Centacare has announced it will fund the Power to End Violence Against Women program until 2019, targeting male Year 10 students across the state.

This essential funding means more than 20 schools and close to 1500 students across South Australia will be exposed to the Power to End Violence Against Women program this year, with an aim to address the prevalence of domestic violence within our community.

"Without the funding we wouldn’t be able to have the same impact in the community, this gives us the opportunity to discuss the issue to a broader range of young people, ” Ross Wait, Senior Youth Programs Manager said.

Centacare Assistant Director Pauline Connelly said the unique program would combine skills and knowledge to help make a difference.

“Centacare sees first-hand the effect of violence on women and children and is inspired by the Port Adelaide Football Club, who create opportunities to utilise their profile and players to influence young men about respectful relationships,” Ms Connelly said.

“The partnership between Centacare and Port Adelaide is based on mutual respect, sharing, trust and commitment, like any other respectful relationship.

“We already see the fruits of this program and what happens when two very different organisations combine resources for a common cause.”

The need for this program comes after research on domestic violence revealed most young people have experienced or witnessed some form of domestic abuse by the time they reach their teenage years.

The Power to End Violence Against Women program will provide young people the opportunity to discuss the issue of violence against women and explore respectful relationships.

“It’s very encouraging to see the young people engaging so much and asking questions about the broader violence topic in society,” Wait said.

“Year 10 is an appropriate age to be discussing respectful relationships, as young men are starting to form relationships in their own lives, and realise how important is it to be interacting with those people in a respectful way.”

With the help of Port Adelaide Football Club ambassadors Travis Boak, Matthew White, Ollie Wines and former players Russell Ebert and Gavin Wanganeen, the Power to End Violence Against Women program provides the information and skills necessary to help young men make informed choices to prevent violent behaviours in society.

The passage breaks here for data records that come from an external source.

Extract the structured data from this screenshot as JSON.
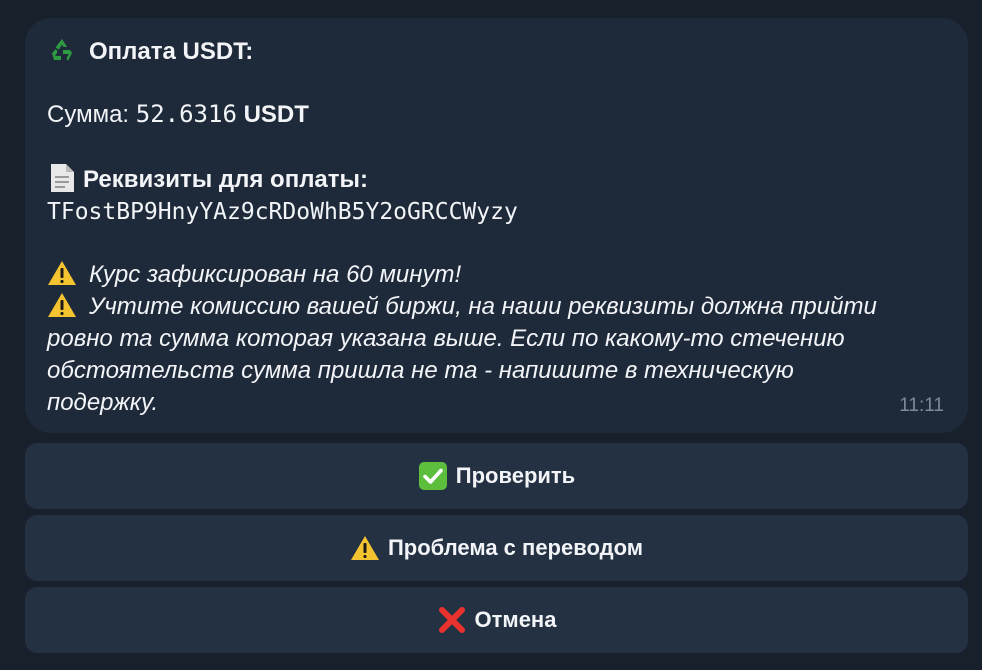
{
  "message": {
    "title": "Оплата USDT:",
    "amount_label": "Сумма:",
    "amount_value": "52.6316",
    "amount_currency": "USDT",
    "requisites_label": "Реквизиты для оплаты:",
    "wallet_address": "TFostBP9HnyYAz9cRDoWhB5Y2oGRCCWyzy",
    "warning_rate": "Курс зафиксирован на 60 минут!",
    "warning_fee_line1": "Учтите комиссию вашей биржи, на наши реквизиты должна прийти",
    "warning_fee_line2": "ровно та сумма которая указана выше. Если по какому-то стечению",
    "warning_fee_line3": "обстоятельств сумма пришла не та - напишите в техническую",
    "warning_fee_line4": "подержку.",
    "time": "11:11"
  },
  "buttons": {
    "check_label": "Проверить",
    "problem_label": "Проблема с переводом",
    "cancel_label": "Отмена"
  },
  "icons": {
    "title": "recycle-icon",
    "requisites": "document-icon",
    "warning": "warning-icon",
    "check": "check-mark-icon",
    "cancel": "cross-mark-icon"
  },
  "colors": {
    "background": "#17202b",
    "bubble": "#1e2a39",
    "button": "#243142",
    "text": "#f2f4f7",
    "time": "#7d8a99",
    "warning": "#f4c430",
    "check": "#5dbe3e",
    "cancel": "#e8322d",
    "recycle": "#2e9b42"
  }
}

“We’re encouraging young people to be agents of change in the community,” Wait said.

“If they experience violence or domestic violence they will have the necessary tools to confront the issue and the program will empower them to make a change in the community.”

At the completion of the 2016 program, each participant will be invited to attend an ‘End Violence Against Women’ Event at the Port Adelaide Football Club with their fathers.

This event will involve participation from Port Adelaide representatives, including senior coach Ken Hinkley.

The campaign launched in 2015 with the help of both the South Australian State Government and Centacare Catholic Family Services.